The answer is every line in the data below that contains the word "from".
════════════════
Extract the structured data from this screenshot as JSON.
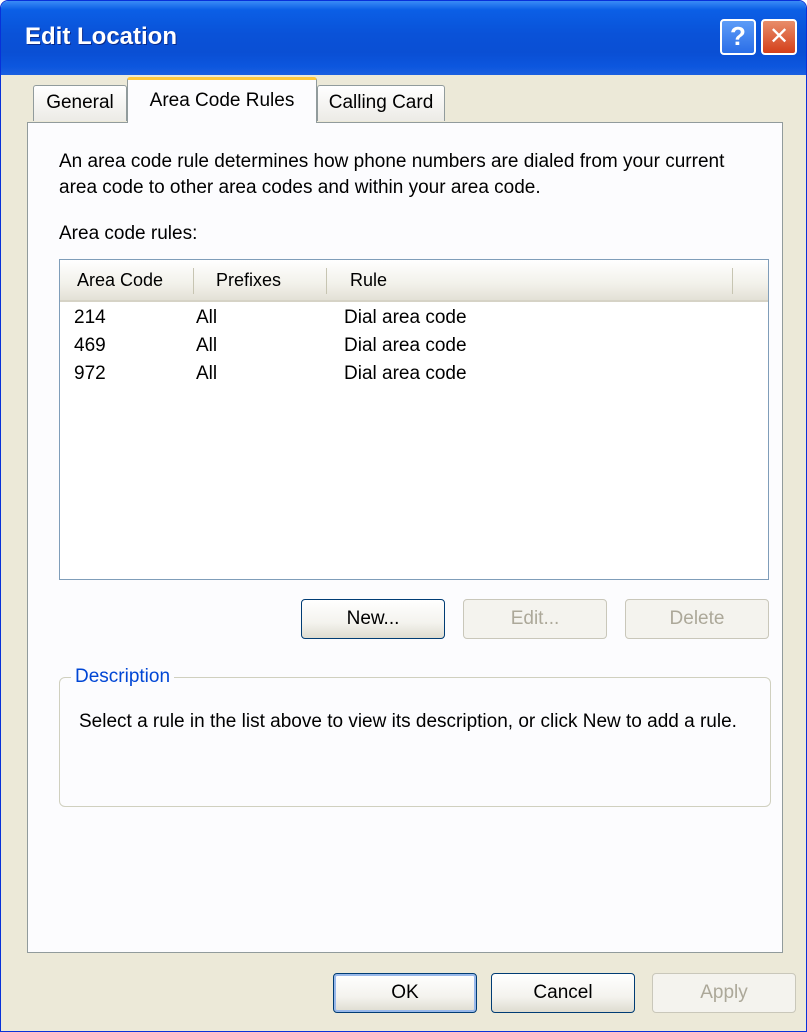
{
  "window": {
    "title": "Edit Location",
    "help_glyph": "?",
    "close_glyph": "✕"
  },
  "tabs": [
    {
      "label": "General",
      "selected": false
    },
    {
      "label": "Area Code Rules",
      "selected": true
    },
    {
      "label": "Calling Card",
      "selected": false
    }
  ],
  "area_code_rules": {
    "intro": "An area code rule determines how phone numbers are dialed from your current area code to other area codes and within your area code.",
    "list_label": "Area code rules:",
    "columns": [
      "Area Code",
      "Prefixes",
      "Rule"
    ],
    "rows": [
      [
        "214",
        "All",
        "Dial area code"
      ],
      [
        "469",
        "All",
        "Dial area code"
      ],
      [
        "972",
        "All",
        "Dial area code"
      ]
    ],
    "buttons": {
      "new": "New...",
      "edit": "Edit...",
      "delete": "Delete"
    },
    "description": {
      "title": "Description",
      "text": "Select a rule in the list above to view its description, or click New to add a rule."
    }
  },
  "footer": {
    "ok": "OK",
    "cancel": "Cancel",
    "apply": "Apply"
  },
  "colors": {
    "title_bar": "#0a52d8",
    "selected_tab_accent": "#ffc83c",
    "group_title": "#0046d5",
    "disabled_text": "#aca899"
  }
}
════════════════
■ WRITTEN SOLUTION:
Extract the structured data from this screenshot as JSON.
    "intro": "An area code rule determines how phone numbers are dialed from your current area code to other area codes and within your area code.",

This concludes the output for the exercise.